BEGIN

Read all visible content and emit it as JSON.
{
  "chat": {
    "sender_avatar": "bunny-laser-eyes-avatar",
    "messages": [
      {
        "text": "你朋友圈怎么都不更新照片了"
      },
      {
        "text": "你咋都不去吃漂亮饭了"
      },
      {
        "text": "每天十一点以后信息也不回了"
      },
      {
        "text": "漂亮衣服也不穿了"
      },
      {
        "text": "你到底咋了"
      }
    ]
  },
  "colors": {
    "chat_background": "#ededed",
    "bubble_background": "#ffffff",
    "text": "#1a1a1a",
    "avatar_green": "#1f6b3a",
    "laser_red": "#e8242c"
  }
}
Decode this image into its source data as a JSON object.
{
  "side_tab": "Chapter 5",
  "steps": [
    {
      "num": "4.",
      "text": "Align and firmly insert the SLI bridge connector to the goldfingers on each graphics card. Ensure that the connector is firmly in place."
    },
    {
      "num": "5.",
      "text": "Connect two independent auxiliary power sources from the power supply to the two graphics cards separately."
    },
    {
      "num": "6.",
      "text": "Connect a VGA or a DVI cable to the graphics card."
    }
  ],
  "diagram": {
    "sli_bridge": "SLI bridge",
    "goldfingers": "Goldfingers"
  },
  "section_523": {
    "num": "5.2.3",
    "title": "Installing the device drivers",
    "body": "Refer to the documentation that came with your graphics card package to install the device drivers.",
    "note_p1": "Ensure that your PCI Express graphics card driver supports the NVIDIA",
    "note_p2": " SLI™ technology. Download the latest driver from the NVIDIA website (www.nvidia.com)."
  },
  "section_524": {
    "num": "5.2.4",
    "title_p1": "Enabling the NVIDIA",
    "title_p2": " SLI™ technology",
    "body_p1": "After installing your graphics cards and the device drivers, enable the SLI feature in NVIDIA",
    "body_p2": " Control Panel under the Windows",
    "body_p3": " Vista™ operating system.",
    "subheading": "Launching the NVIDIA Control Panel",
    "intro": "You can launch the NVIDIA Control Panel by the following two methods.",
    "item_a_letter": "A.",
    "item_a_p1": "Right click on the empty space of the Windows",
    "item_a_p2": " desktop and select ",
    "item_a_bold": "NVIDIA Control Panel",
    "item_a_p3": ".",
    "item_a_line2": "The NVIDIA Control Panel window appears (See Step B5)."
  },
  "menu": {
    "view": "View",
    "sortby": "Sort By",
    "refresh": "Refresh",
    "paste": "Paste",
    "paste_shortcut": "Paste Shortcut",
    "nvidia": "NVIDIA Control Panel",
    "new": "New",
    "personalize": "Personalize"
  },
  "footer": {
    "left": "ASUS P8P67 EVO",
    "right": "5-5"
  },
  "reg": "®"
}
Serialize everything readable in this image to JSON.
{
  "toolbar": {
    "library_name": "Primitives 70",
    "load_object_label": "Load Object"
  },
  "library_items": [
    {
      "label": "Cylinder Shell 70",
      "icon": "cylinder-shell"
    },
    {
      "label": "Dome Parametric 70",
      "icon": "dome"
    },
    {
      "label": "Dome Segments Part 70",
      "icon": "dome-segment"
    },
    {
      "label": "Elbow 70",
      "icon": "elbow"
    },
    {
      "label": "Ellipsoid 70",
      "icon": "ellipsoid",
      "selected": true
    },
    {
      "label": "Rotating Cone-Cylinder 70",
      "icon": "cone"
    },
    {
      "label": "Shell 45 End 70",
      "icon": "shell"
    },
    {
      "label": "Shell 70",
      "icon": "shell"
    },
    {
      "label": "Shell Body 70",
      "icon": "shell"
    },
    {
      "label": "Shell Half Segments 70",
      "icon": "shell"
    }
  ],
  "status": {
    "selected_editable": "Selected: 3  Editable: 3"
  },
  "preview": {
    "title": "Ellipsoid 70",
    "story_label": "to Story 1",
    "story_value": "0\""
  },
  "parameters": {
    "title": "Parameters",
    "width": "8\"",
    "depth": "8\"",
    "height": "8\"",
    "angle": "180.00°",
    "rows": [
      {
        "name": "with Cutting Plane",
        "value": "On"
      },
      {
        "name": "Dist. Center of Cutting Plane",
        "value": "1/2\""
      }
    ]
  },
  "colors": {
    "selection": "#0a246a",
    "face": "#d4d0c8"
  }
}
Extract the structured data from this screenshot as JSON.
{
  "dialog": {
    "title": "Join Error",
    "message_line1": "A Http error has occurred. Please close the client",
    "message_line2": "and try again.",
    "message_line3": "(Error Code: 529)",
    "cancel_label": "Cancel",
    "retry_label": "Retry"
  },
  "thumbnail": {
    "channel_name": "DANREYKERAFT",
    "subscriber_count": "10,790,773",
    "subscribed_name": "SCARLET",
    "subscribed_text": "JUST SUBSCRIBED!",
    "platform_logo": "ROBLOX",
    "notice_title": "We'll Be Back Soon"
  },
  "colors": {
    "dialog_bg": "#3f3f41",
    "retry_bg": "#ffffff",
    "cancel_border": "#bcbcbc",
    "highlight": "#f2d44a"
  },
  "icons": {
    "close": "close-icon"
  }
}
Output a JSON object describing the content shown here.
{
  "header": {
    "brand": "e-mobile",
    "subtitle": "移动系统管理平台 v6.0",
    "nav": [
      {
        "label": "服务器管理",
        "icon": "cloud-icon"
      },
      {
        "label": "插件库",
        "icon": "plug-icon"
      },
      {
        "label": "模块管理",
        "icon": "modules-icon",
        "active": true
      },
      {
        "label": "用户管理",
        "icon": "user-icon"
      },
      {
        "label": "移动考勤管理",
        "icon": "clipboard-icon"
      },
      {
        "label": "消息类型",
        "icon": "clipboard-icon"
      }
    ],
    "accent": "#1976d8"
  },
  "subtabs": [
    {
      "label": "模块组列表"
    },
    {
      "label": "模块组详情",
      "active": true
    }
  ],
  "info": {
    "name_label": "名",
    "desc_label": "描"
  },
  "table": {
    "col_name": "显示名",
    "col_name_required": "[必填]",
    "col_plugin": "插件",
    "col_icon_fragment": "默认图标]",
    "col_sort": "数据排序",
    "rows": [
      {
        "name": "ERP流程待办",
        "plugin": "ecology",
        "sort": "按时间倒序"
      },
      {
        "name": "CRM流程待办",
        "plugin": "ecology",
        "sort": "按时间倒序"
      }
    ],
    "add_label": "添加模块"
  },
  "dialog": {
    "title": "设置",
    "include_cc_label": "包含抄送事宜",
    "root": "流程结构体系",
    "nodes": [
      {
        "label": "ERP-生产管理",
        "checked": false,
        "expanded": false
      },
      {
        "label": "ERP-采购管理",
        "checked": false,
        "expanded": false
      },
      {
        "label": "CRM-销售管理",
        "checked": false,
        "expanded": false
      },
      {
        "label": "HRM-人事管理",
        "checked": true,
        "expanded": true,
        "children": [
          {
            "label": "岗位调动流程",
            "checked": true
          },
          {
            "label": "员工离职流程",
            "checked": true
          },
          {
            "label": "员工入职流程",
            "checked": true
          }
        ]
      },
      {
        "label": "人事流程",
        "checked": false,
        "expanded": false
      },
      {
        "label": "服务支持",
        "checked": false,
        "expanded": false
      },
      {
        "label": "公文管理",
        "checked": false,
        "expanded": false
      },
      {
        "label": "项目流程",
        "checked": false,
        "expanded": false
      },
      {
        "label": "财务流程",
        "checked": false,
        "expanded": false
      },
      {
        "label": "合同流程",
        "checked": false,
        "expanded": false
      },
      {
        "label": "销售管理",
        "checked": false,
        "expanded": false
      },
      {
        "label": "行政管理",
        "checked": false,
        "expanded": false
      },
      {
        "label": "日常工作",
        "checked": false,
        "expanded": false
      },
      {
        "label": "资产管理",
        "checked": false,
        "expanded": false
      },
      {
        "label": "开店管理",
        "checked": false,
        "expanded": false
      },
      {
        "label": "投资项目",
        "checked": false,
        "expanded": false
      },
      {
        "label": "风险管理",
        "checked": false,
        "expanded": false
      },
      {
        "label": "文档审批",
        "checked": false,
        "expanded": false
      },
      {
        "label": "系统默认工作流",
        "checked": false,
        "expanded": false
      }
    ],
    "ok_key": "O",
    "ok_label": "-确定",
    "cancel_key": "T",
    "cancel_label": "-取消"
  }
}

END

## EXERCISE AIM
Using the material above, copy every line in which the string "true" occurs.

## EXPECTED ANSWER
      "selected": true
        "active": true
      "active": true
        "checked": true,
        "expanded": true,
            "checked": true
            "checked": true
            "checked": true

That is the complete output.